Relax, it'll be 1,500 years before aliens contact us
If you're expecting to hear from aliens from across the universe, it could be a while.
Deconstructing the Fermi paradox and pairing it with the mediocrity principle into a fresh equation, Cornell astronomers say extraterrestrials likely won't phone home – or Earth – for 1,500 years.
"We haven't heard from aliens yet, as space is a big place – but that doesn't mean no one is out there," said Cornell student Evan Solomonides '19, who will present "A Probabilistic Analysis of the Fermi Paradox" at the American Astronomical Society's meeting June 16 in San Diego. Yervant Terzian, Cornell's Tisch Distinguished University Professor of Astronomy, is the co-author on the unpublished paper upon which this presentation is based.
"It's possible to hear any time at all, but it becomes likely we will have heard around 1,500 years from now," said Solomonides. "Until then, it is possible that we appear to be alone – even if we are not. But if we stop listening or looking, we may miss the signals. So we should keep looking."
The Fermi paradox says billions of Earthlike planets exist in our galaxy, yet no aliens have contacted or visited us. Thus the paradox: the cosmos teems with possibility. The mediocrity principle – originated by 16th-century mathematician Copernicus – says Earth's physical attributes are not unique, as natural processes are likely common throughout the cosmos, and therefore aliens won't discover us for a while.
Hunting for extraterrestrials means sending out signals like television broadcasts, for example. As Earth's electronic ambassador, TV and radio signals are sent into space as a byproduct of broadcasting. These signals have been traveling from Earth for 80 years at the speed of light. For aliens receiving these transmissions, they would likely be indecipherable, said Solomonides, as the extraterrestrials would need to decode light waves into sounds, then parse 3,000 human languages to grasp the message.

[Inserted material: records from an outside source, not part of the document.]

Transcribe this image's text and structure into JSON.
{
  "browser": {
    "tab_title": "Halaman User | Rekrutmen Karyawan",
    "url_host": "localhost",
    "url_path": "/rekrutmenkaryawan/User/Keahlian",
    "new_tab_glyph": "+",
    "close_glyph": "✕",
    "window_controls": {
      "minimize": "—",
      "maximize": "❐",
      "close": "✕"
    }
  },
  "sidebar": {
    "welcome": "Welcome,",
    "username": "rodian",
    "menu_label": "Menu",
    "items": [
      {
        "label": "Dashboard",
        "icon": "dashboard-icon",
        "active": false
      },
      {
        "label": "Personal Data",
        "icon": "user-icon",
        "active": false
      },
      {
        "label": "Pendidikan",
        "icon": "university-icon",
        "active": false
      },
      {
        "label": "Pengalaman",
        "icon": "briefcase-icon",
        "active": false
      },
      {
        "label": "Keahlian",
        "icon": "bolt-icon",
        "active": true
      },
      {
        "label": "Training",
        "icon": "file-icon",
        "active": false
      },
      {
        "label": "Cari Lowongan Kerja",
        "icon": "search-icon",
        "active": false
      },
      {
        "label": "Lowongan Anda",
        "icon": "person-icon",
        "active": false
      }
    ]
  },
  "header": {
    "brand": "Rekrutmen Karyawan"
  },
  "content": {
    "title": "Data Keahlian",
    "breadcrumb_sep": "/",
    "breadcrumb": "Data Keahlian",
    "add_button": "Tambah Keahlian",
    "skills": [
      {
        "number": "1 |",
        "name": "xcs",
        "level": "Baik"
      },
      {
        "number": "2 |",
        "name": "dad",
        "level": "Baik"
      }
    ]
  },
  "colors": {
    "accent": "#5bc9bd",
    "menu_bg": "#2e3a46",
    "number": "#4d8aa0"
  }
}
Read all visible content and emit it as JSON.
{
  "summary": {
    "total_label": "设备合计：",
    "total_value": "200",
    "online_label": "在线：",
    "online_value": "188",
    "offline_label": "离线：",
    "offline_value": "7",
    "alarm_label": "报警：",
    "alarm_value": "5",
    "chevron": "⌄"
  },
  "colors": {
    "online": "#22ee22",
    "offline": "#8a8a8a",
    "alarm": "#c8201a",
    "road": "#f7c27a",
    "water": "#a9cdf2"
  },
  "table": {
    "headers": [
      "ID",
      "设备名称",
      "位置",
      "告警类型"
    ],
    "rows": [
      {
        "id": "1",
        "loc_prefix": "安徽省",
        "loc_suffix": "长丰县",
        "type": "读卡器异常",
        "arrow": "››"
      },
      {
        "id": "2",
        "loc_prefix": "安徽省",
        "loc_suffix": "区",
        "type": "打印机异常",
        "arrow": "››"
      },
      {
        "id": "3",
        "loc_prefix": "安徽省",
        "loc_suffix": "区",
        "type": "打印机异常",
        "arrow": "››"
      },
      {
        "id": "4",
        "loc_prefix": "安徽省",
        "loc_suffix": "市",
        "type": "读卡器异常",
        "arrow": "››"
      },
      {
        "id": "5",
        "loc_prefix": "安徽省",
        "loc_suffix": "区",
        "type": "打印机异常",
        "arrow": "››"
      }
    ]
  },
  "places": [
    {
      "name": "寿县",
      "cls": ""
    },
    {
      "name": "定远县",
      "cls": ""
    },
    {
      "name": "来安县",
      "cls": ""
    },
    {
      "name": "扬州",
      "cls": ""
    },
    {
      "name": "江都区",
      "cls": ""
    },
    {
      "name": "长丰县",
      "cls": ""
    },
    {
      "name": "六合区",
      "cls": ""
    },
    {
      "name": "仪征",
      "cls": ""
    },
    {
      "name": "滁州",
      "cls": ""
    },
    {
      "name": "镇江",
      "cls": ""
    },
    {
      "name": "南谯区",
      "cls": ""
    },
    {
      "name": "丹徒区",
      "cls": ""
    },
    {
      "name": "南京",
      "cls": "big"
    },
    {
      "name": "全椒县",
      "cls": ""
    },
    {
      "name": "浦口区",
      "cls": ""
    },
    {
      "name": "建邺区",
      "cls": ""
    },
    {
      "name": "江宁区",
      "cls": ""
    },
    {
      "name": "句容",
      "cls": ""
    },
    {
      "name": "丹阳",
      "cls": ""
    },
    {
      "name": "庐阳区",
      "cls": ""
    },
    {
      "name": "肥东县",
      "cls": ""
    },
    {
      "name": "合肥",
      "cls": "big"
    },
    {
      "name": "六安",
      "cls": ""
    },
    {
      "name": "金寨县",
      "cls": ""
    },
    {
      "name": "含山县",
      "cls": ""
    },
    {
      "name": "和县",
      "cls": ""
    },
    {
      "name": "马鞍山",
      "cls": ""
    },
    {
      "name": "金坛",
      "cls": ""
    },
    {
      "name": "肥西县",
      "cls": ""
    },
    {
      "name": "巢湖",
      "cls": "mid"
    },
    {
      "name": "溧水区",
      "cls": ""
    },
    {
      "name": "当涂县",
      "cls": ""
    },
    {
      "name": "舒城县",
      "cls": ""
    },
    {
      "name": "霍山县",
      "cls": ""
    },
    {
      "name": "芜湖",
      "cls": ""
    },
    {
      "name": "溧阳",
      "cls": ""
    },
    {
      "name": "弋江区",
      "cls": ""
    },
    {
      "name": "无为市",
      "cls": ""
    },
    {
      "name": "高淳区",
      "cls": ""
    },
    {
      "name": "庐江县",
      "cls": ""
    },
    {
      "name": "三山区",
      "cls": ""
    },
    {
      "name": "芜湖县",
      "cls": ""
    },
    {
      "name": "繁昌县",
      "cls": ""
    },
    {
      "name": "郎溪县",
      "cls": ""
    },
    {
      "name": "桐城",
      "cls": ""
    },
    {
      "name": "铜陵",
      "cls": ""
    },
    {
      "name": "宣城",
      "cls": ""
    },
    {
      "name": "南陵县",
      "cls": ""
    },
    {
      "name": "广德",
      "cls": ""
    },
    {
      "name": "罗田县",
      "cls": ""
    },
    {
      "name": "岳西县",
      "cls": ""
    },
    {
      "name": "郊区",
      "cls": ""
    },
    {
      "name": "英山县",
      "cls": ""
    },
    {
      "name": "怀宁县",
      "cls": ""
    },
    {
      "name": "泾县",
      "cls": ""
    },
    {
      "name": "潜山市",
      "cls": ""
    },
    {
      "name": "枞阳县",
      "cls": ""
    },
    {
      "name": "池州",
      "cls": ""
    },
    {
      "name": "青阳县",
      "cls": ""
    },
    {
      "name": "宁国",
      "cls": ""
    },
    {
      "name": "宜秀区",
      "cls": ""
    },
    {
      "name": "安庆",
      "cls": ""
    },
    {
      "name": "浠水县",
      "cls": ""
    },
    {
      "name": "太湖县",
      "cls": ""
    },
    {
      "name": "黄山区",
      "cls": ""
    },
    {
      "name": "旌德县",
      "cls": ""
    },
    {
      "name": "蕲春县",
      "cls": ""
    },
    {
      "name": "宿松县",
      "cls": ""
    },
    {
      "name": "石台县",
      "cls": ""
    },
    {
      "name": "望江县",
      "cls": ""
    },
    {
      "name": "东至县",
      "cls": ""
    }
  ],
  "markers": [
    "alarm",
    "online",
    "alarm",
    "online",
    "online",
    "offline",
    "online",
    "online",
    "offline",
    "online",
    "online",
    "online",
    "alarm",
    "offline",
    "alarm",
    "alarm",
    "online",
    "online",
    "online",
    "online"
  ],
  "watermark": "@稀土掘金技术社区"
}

Nonetheless, Earth's broadcast signals have reached every star within about 80 light years from the sun – about 8,531 stars and 3,555 Earthlike planets, as our Milky Way galaxy alone contains 200 billion stars.
"Even our mundane, typical spiral galaxy – not exceptionally large compared to other galaxies – is vast beyond imagination," said Solomonides. "Those numbers are what make the Fermi Paradox so counterintuitive. We have reached so many stars and planets, surely we should have reached somebody by now, and in turn been reached … this demonstrates why we appear to be alone."
Combining the equations for the Fermi paradox and the mediocrity principle, the authors suggests Earth might hear from an alien civilization when approximately half of the Milky Way Galaxy has been signaled in about 1,500 years. "This is not to say that we must be reached by then or else we are, in fact, alone. We simply claim that it is somewhat unlikely that we will not hear anything before that time," Solomonides said.
For Solomonides, this research was inspired by an assignment in the astronomy course, The Search for Life in the Universe, taught by Terzian. As an aficionado of the late Cornell astronomy professor Carl Sagan, who contemplated this very problem, Solomonides explained in a Sagan-esque way:
"We are on the third planet around a tediously boring star surrounded by other completely normal stars about two-thirds of the way along one of several arms of a remarkably average spiral galaxy. The mediocrity principle is the idea that because we are not in any special location in the universe, we should not be anything special in the universe."